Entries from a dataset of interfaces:
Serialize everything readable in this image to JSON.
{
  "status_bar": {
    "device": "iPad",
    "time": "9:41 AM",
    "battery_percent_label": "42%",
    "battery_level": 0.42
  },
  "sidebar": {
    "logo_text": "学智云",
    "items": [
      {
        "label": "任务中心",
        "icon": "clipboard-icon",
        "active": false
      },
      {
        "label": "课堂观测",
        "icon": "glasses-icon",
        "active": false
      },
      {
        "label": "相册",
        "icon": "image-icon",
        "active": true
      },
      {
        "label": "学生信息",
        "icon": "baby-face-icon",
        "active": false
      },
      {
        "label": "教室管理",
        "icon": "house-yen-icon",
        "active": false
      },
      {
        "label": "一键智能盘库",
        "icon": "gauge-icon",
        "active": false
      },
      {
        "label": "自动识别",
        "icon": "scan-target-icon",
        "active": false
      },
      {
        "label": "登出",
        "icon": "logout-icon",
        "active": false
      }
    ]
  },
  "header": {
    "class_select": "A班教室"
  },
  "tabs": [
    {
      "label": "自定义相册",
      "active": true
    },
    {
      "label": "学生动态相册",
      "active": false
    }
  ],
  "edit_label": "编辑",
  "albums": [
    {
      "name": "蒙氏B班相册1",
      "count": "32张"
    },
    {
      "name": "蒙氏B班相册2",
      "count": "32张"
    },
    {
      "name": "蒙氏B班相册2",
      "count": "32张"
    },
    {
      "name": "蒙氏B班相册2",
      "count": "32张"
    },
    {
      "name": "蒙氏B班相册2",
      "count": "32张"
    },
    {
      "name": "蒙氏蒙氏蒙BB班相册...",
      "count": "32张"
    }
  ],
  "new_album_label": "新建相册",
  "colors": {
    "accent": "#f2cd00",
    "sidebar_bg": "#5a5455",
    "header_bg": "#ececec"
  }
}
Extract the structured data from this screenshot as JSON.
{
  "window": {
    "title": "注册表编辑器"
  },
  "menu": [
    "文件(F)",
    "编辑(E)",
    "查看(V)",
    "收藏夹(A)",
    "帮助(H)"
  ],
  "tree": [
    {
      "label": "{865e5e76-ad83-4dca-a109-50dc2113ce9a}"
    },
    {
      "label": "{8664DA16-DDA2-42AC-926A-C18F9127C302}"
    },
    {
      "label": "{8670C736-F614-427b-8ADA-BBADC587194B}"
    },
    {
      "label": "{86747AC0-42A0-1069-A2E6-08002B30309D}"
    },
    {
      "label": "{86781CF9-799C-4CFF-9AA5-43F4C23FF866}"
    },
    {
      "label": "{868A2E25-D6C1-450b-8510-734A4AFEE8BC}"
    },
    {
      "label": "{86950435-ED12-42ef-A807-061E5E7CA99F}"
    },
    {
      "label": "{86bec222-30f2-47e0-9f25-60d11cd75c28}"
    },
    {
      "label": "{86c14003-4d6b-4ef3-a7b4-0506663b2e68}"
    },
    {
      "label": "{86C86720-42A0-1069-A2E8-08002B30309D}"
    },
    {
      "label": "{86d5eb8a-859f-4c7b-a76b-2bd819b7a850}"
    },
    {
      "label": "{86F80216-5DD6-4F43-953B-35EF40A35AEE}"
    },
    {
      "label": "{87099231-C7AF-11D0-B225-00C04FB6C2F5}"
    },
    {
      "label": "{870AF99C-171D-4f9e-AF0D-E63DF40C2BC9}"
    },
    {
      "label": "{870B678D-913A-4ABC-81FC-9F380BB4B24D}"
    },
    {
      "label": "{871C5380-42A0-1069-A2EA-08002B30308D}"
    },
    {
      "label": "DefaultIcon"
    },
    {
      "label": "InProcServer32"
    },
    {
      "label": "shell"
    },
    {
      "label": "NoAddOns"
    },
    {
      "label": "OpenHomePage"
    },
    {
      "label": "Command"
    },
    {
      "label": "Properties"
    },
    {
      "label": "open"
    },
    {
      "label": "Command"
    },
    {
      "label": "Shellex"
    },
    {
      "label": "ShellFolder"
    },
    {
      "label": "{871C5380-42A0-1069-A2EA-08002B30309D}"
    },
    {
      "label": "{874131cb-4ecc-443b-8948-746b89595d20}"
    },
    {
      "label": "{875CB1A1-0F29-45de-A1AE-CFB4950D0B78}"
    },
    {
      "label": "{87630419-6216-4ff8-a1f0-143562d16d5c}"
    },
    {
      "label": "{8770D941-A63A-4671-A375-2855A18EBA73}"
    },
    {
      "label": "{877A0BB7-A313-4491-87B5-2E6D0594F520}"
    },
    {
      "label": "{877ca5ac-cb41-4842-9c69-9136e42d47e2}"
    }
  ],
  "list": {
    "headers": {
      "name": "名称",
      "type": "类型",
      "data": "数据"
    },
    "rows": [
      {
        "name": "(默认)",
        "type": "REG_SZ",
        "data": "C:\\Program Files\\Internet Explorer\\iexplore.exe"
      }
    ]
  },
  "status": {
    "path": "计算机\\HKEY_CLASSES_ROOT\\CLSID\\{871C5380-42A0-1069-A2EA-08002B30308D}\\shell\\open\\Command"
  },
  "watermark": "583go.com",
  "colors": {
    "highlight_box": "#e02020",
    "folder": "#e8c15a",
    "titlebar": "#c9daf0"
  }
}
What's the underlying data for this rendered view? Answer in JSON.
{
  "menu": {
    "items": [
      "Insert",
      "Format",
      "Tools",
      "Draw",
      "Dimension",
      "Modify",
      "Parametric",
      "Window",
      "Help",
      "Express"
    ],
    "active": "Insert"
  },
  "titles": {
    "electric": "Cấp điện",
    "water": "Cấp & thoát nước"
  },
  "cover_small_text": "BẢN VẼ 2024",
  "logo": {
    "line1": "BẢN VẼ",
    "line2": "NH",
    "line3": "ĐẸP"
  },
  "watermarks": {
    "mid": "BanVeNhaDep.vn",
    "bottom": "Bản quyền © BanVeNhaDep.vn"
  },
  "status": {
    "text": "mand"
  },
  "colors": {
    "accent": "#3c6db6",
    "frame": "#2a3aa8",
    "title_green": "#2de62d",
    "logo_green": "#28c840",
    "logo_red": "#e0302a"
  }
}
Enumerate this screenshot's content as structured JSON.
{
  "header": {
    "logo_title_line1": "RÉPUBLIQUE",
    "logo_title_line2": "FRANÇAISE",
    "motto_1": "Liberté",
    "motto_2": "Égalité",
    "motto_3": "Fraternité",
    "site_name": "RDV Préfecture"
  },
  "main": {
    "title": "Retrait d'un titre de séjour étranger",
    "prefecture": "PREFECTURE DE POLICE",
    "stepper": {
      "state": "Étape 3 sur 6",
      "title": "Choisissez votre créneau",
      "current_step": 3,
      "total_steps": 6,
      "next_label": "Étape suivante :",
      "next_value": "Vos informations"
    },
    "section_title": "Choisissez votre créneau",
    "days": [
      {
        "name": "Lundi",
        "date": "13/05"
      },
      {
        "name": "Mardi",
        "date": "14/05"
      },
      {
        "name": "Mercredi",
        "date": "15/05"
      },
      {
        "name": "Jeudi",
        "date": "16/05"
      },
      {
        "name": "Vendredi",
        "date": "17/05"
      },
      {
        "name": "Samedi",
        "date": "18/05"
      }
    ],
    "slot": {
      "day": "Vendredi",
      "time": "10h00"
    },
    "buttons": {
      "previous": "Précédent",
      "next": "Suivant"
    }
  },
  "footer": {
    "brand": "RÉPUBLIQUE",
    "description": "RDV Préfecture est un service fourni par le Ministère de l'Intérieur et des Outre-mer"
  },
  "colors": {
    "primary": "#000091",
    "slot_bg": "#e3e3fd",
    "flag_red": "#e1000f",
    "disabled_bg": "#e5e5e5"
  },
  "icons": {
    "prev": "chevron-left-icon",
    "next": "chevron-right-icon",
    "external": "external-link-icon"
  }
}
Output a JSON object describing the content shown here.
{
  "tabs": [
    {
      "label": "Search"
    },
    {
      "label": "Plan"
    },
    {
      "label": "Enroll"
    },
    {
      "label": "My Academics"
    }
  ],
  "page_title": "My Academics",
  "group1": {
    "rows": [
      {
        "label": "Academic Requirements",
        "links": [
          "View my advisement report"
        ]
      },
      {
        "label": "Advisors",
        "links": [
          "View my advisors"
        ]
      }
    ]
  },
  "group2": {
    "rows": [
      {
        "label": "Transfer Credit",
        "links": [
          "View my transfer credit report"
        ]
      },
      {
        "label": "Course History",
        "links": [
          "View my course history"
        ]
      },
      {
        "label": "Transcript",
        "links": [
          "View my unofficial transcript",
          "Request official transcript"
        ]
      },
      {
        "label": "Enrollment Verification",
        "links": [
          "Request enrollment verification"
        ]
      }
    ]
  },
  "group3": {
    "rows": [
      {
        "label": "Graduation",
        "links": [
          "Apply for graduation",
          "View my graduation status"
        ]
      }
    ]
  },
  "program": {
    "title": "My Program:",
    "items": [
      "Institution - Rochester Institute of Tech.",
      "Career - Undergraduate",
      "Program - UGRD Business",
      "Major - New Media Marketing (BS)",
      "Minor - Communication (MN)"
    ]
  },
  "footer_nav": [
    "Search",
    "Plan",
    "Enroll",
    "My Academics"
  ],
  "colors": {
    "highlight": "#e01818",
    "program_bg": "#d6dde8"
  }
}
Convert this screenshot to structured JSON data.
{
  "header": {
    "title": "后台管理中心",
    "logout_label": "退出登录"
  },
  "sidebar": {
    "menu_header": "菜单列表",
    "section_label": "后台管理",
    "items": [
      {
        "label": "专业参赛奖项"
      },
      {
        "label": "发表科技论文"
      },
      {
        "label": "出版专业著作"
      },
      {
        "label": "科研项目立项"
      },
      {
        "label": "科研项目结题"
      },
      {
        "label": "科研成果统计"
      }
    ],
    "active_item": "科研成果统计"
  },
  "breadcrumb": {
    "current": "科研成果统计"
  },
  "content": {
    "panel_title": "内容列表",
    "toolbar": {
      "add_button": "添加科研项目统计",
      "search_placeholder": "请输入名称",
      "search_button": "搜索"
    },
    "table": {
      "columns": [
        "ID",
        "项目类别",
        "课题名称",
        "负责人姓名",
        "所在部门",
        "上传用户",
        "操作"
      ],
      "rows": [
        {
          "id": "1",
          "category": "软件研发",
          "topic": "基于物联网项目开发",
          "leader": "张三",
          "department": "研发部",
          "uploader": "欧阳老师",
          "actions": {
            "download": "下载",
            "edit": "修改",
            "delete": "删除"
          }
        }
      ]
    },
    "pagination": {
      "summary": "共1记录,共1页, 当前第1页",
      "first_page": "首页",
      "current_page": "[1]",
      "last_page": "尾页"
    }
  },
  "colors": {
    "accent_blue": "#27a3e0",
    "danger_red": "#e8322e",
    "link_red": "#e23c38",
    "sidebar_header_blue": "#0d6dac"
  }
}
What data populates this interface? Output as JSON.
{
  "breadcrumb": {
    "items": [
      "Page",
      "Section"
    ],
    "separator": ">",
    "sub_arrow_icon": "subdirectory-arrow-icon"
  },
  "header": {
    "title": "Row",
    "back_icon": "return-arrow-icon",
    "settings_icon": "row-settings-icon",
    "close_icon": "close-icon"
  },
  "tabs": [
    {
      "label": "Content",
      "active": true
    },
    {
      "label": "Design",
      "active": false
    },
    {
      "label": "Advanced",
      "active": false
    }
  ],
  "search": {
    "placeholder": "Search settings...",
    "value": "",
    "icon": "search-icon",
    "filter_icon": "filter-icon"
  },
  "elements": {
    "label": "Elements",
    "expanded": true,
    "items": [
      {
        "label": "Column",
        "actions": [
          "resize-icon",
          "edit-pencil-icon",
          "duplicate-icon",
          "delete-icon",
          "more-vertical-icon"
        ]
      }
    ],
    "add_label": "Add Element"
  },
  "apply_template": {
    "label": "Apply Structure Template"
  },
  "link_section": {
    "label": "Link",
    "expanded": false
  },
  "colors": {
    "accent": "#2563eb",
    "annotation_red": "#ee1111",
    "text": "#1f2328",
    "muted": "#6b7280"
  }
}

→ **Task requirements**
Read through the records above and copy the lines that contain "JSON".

→ **Expected answer**
Serialize everything readable in this image to JSON.
Extract the structured data from this screenshot as JSON.
What's the underlying data for this rendered view? Answer in JSON.
Enumerate this screenshot's content as structured JSON.
Output a JSON object describing the content shown here.
Convert this screenshot to structured JSON data.
What data populates this interface? Output as JSON.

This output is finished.